Books:
The Radical Write by Bobby Hawthorne.
Inside Reporting by Tim Harrower.
Selections from The Elements of Journalism by Bill Kovach and Tom Rosenstiel.
The New York Times.
Journals: Weekly journals based on one story from The New York Times.
Vocabulary: Vocabulary NYTIMES Word of the Day

Poetry and Self-Expression

This course is designed to make students better writers of poetry and of prose. You will learn to read poetry with more acuteness, to live in its music and to write without cliché. It is my hope that we will demystify poetry and come to approach it as a most practical, vital and essential part of life. Poetry gives life its elan. It offers outlet for our grief and joy, our fear and ambition. It is the means by which we can express ourselves in original and honest ways, while forging the most powerful kinds of connections with one another.

English Classics: The Problem of "Pride"

This course is designed to engage students in the reading, discussion of and writing about highly selected texts of what we call 'the classics'. While the texts are all in 'English', the longest one, read for the entire duration of the course is Homer's Iliad. The other texts, read in sequence with each other, but always simultaneously with the Iliad are : Hamlet, (with simultaneous viewing of Kenneth Branagh's film) Marlowe's Dr. Faustus and numerous selections from Milton's Paradise Lost, accompanied by text-related analyses of the 50 illustrative woodcuts by the French artist, Gustave Dore. The overarching theme of the course is 'the problem of Pride'. To this end, we carefully define the similarities and differences between Greek 'hubris' exhibited in The Iliad and the Judeo-Christian-Islamic 'sin of Pride' confronted in Hamlet, Dr. Faustus and Paradise Lost. We constantly engage these definitions in discussion of the various works.

The Personal Essay

The personal essay is a distinct literary genre with roots in ancient times. Distinct from the formal essay, it can address almost any topic (especially the humble, incidental and personal), providing the writer with the chance to reveal himself honestly and intimately to the reader. In this course, we will study some famous examples and try our hand at writing a few. This is an excellent course for anyone looking to improve his writing, especially for students who want to produce strong personal statements for their college applications. We will: learn important conventions of the personal essay form by studying famous examples from the past; to mimic those conventions in our own writing; appreciate the evolution of the form with historical and cultural change; write in one's own "voice;" to use the personal essay as a means to discover and display this "voice; write with clarity, honesty and correct grammar about topics that mean something to us personally; become excellent readers and critics of each other's writing, when necessary using appropriate critical terminology to point out aspects of a student's draft that require revision.

Short Story

This one semester course will cover a number of short works of literature, including stories, essays and poetry. Students will learn to read and analyze literary works, identifying major themes, literary techniques and building a strong vocabulary along the way. They will also learn to develop and write clear, well-supported analysis papers using proper grammar and well formed paragraphs. Our objective for this course is to further evolve our understanding of literature and our abilities to develop a sound and cohesive analysis.

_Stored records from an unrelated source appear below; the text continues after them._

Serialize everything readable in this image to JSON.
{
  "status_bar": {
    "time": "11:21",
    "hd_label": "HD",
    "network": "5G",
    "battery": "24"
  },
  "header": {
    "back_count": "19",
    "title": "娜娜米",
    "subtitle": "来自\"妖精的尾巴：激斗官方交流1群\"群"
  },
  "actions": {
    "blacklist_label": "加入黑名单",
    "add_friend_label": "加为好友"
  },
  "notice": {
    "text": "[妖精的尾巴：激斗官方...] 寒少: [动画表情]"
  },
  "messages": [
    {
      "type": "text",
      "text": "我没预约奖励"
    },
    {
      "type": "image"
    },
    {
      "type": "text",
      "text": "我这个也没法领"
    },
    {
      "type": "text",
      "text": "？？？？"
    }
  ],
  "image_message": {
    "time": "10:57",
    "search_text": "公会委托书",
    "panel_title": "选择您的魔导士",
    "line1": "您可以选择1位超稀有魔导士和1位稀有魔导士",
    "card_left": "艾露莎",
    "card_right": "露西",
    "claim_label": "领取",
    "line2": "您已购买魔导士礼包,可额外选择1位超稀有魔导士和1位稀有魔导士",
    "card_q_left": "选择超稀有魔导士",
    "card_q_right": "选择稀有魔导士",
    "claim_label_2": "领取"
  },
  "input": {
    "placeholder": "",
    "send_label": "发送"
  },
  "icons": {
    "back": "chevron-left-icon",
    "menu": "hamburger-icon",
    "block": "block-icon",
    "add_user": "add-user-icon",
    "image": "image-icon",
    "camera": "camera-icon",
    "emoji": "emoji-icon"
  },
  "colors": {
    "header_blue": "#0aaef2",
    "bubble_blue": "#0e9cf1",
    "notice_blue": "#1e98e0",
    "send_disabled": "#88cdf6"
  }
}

Introduction to Debate and Rhetoric

This course is designed to introduce students to a range of complex issues as well as to give them practice in several essential skills: listening, debating, reading, highlighting, and timed essay writing. This course exposes students to a method of approaching controversial issues by emphasizing multiple perspectives and the development of an informed point of view. Through its structured format, students will learn to make connections between the “talk” of the class, the materials they read, and the essays they write. As students become more informed and articulate, they also become more engaged and empowered and gain confidence in their ability to have and defend a point of view.